The above image is a teaser: a tiny detail of one of the amazing photographs on view at Burrard Arts Foundation by Birthe Piontek. Want to see the full image? Join Birthe and me this Saturday, March 9, 1pm at Burrard Arts Foundation!

I can’t say it enough: it’s really valuable for emerging artists like yourselves to meet an established, working artist, and learn what it takes to become professional. I hope to see you there! Now, I’ll start this week’s post with a question:


It’s a basic question, but one that sometimes requires a thoughtful answer. What is your image trying to do?

All artwork has meaning. That’s what makes it so powerful, universal, and sometimes controversial. Artists try to convey messages, work through their own ideas, or portray emotion in their works. What an artist makes, or how she works, depends on that person’s own interests and views.

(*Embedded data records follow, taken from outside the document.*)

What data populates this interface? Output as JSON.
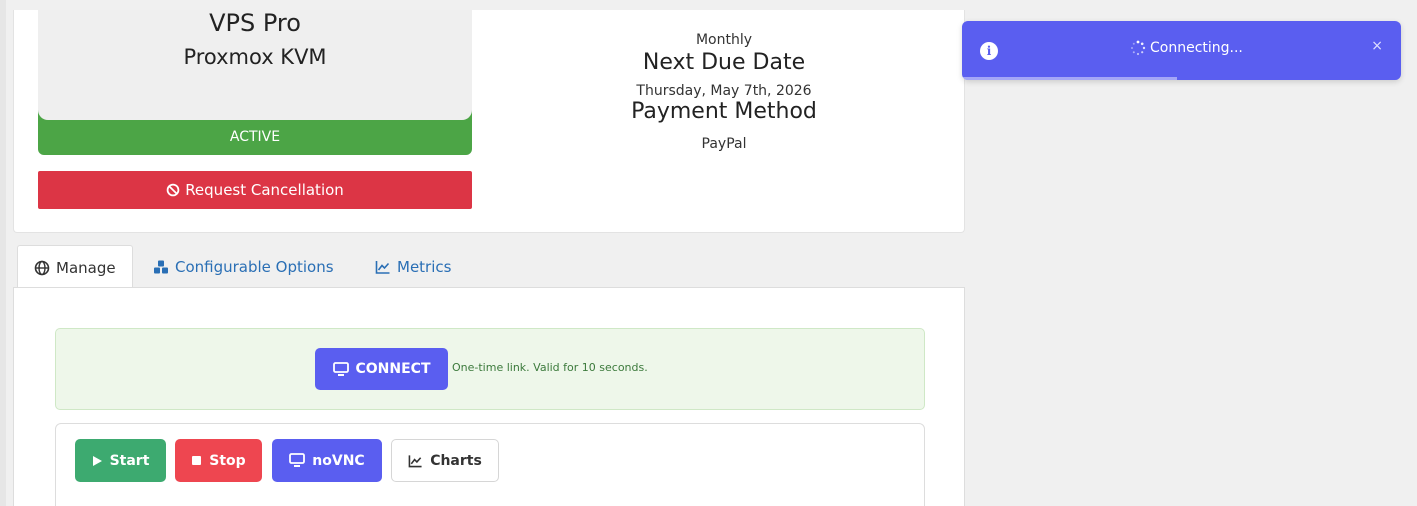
{
  "product": {
    "name": "VPS Pro",
    "group": "Proxmox KVM",
    "status": "ACTIVE",
    "cancel_label": "Request Cancellation"
  },
  "billing": {
    "cycle": "Monthly",
    "due_title": "Next Due Date",
    "due_date": "Thursday, May 7th, 2026",
    "payment_title": "Payment Method",
    "payment_value": "PayPal"
  },
  "tabs": [
    {
      "label": "Manage",
      "icon": "globe-icon",
      "active": true
    },
    {
      "label": "Configurable Options",
      "icon": "cubes-icon",
      "active": false
    },
    {
      "label": "Metrics",
      "icon": "line-chart-icon",
      "active": false
    }
  ],
  "connect": {
    "button_label": "CONNECT",
    "note": "One-time link. Valid for 10 seconds."
  },
  "actions": {
    "start": "Start",
    "stop": "Stop",
    "novnc": "noVNC",
    "charts": "Charts"
  },
  "toast": {
    "message": "Connecting...",
    "info_glyph": "i",
    "close_glyph": "×",
    "progress": 0.49
  },
  "colors": {
    "active_green": "#4ca546",
    "danger_red": "#dc3545",
    "accent_indigo": "#5a5ef0",
    "start_green": "#3daa70",
    "stop_red": "#ee4650"
  }
}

We’ve asked you to think about what you’re photographing, and how you’re going to work close to the lens to make sure your photograph is more than just an easy, ordinary picture. So as you go about responding to this year’s Chester Fields challenge, ask yourself: what excites you?

Why are you photographing that particular subject? Why are you enhancing or disrupting your shot with that specific material? And if you created a really cool image by chance or by fluke – take a step back, and think about what your image could mean or represent. Sometimes the message emerges afterward, and that’s okay!

All this to say: be aware that when you show an image, you’re also communicating a message. So take control of what that message is, and make it something that matters to you.

When writing your artist statements, think about these three questions: 1) What are we looking at in your photo? 2) Why are you showing us this? And 3) how does it relate to the theme of “Something In My Eye”?